This article from The Atlantic seems like a good place to start.

Update to come!

 

My Two Selves

books-vs-technology-1I’m battling with my “selves” right now; the Literature-loving English teacher and Innovative Teaching and Learning Leader are fighting for mind space.  I’m going to sound like a confused wingnut in this post, but before I move forward into the world where technology is a daily part of my classroom practice, I need to give space to my concerns, my questions, and give voice to what I believe to be at the heart of English teaching.

I unashamedly believe that literature and the discussion of it should be at the core of every English classroom;  all people need what stories can give.  And, I believe that a significant part of my job as an English teacher is to open up young people’s minds through the exploration of it.  In short, I believe in books.  Paper.  Face-to-face conversations.  Time every day to unplug, silence and ignore the fast-paced cyber-world.

So, here is the battle: though I want to and will embrace technology and hopefully come to recognise when, how and why to incorporate it into my daily practice so as to enhance the learning that happens there, I simultaneously want to  make sure that what I believe remains central to this journey.   Right now I am questioning and questioning is not a synonym for being negative or dismissive—I need to live the questions in order to answer them.   In writing that sentence I am reminded of Rainer Maria Rilke:

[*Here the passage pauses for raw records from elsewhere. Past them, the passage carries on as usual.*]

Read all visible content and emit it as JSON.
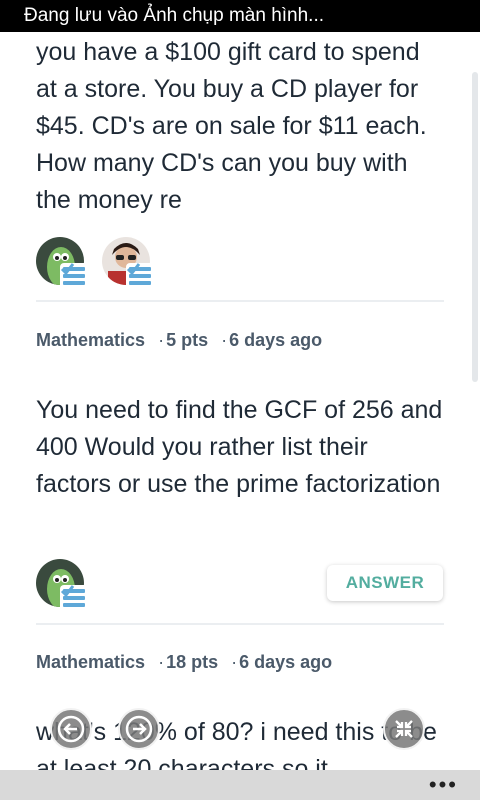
{
  "status_bar": {
    "text": "Đang lưu vào Ảnh chụp màn hình..."
  },
  "questions": [
    {
      "text": "you have a $100 gift card to spend at a store. You buy a CD player for $45. CD's are on sale for $11 each. How many CD's can you buy with the money re",
      "subject": "Mathematics",
      "points": "5 pts",
      "time": "6 days ago"
    },
    {
      "text": "You need to find the GCF of 256 and 400 Would you rather list their factors or use the prime factorization",
      "subject": "Mathematics",
      "points": "18 pts",
      "time": "6 days ago",
      "answer_label": "ANSWER"
    },
    {
      "text": "what's 120% of 80? i need this to be at least 20 characters so it"
    }
  ],
  "app_bar": {
    "more": "•••"
  },
  "colors": {
    "accent": "#53ad9f",
    "text": "#1f2a36",
    "meta": "#4b5a6a"
  }
}
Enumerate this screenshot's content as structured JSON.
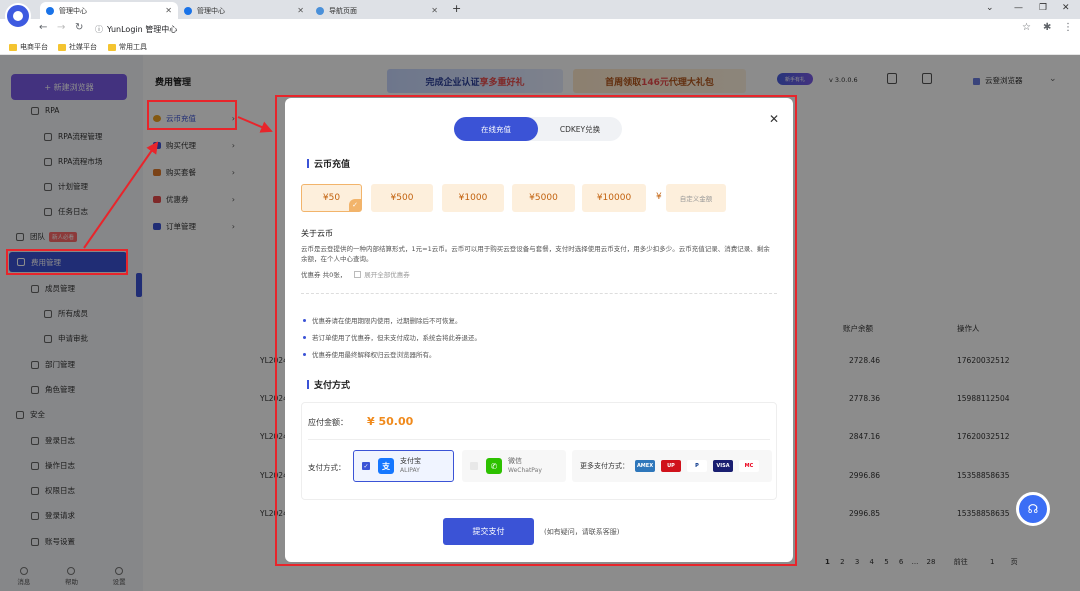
{
  "browser": {
    "tabs": [
      {
        "label": "管理中心",
        "active": true
      },
      {
        "label": "管理中心",
        "active": false
      },
      {
        "label": "导航页面",
        "active": false
      }
    ],
    "url_host": "YunLogin 管理中心",
    "bookmarks": [
      "电商平台",
      "社媒平台",
      "常用工具"
    ]
  },
  "sidebar": {
    "new_browser": "+ 新建浏览器",
    "items": [
      {
        "label": "RPA"
      },
      {
        "label": "RPA流程管理"
      },
      {
        "label": "RPA流程市场"
      },
      {
        "label": "计划管理"
      },
      {
        "label": "任务日志"
      },
      {
        "label": "团队",
        "badge": "新人必看"
      },
      {
        "label": "费用管理"
      },
      {
        "label": "成员管理"
      },
      {
        "label": "所有成员"
      },
      {
        "label": "申请审批"
      },
      {
        "label": "部门管理"
      },
      {
        "label": "角色管理"
      },
      {
        "label": "安全"
      },
      {
        "label": "登录日志"
      },
      {
        "label": "操作日志"
      },
      {
        "label": "权限日志"
      },
      {
        "label": "登录请求"
      },
      {
        "label": "账号设置"
      }
    ],
    "bottom": [
      "消息",
      "帮助",
      "设置"
    ]
  },
  "header": {
    "title": "费用管理",
    "banner1": "完成企业认证",
    "banner1_hl": "享多重好礼",
    "banner2": "首周领取",
    "banner2_hl": "146元",
    "banner2_tail": "代理大礼包",
    "badge": "新手有礼",
    "version": "v 3.0.0.6",
    "cloud_browser": "云登浏览器"
  },
  "submenu": [
    {
      "label": "云币充值",
      "color": "#f0a020"
    },
    {
      "label": "购买代理",
      "color": "#3b53d6"
    },
    {
      "label": "购买套餐",
      "color": "#e07a2a"
    },
    {
      "label": "优惠券",
      "color": "#e84b4b"
    },
    {
      "label": "订单管理",
      "color": "#3b53d6"
    }
  ],
  "table": {
    "rows": [
      {
        "id": "YL2024",
        "balance": "2728.46",
        "operator": "17620032512"
      },
      {
        "id": "YL2024",
        "balance": "2778.36",
        "operator": "15988112504"
      },
      {
        "id": "YL2024",
        "balance": "2847.16",
        "operator": "17620032512"
      },
      {
        "id": "YL2024",
        "balance": "2996.86",
        "operator": "15358858635"
      },
      {
        "id": "YL2024",
        "balance": "2996.85",
        "operator": "15358858635"
      }
    ],
    "headers": {
      "balance": "账户余额",
      "operator": "操作人"
    },
    "pager": {
      "pages": [
        "1",
        "2",
        "3",
        "4",
        "5",
        "6",
        "...",
        "28"
      ],
      "goto": "前往",
      "page_value": "1",
      "page_unit": "页"
    }
  },
  "modal": {
    "tabs": [
      "在线充值",
      "CDKEY兑换"
    ],
    "section_title": "云币充值",
    "amounts": [
      "¥50",
      "¥500",
      "¥1000",
      "¥5000",
      "¥10000"
    ],
    "selected_amount": "¥50",
    "custom_yen": "¥",
    "custom_placeholder": "自定义金额",
    "about_title": "关于云币",
    "about_text": "云币是云登提供的一种内部结算形式，1元=1云币。云币可以用于购买云登设备与套餐，支付时选择使用云币支付，用多少扣多少。云币充值记录、消费记录、剩余余额，在个人中心查询。",
    "coupon_label": "优惠券 共0张，",
    "coupon_toggle": "展开全部优惠券",
    "notes": [
      "优惠券请在使用期限内使用，过期删除后不可恢复。",
      "若订单使用了优惠券，但未支付成功，系统会将此券退还。",
      "优惠券使用最终解释权归云登浏览器所有。"
    ],
    "pay_title": "支付方式",
    "due_label": "应付金额：",
    "due_amount": "¥ 50.00",
    "pay_method_label": "支付方式：",
    "alipay": {
      "name": "支付宝",
      "sub": "ALIPAY"
    },
    "wechat": {
      "name": "微信",
      "sub": "WeChatPay"
    },
    "more_pay": "更多支付方式：",
    "cards": [
      {
        "name": "AMEX",
        "color": "#2e77bb"
      },
      {
        "name": "UP",
        "color": "#d0121b"
      },
      {
        "name": "P",
        "color": "#003087"
      },
      {
        "name": "VISA",
        "color": "#1a1f71"
      },
      {
        "name": "MC",
        "color": "#eb001b"
      }
    ],
    "submit": "提交支付",
    "submit_hint": "(如有疑问，请联系客服)"
  }
}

I beg you, to have patience with everything unresolved in your heart and to try to love the questions themselves as if they were locked rooms or books written in a very foreign language. Don’t search for the answers, which could not be given to you now, because you would not be able to live them. And the point is to live everything. Live the questions now. Perhaps then, someday far in the future, you will gradually, without even noticing it, live your way into the answer.

― Rainer Maria RilkeLetters to a Young Poet

Ok—Rilke, I hear you.  I won’t search for the answers with a spot light.  How about I just explore why I believe Art and Literature are important in a world of 42 character communication.  And, how about I try to keep an open mind to the possibilities that new technologies afford.   Let the journey begin.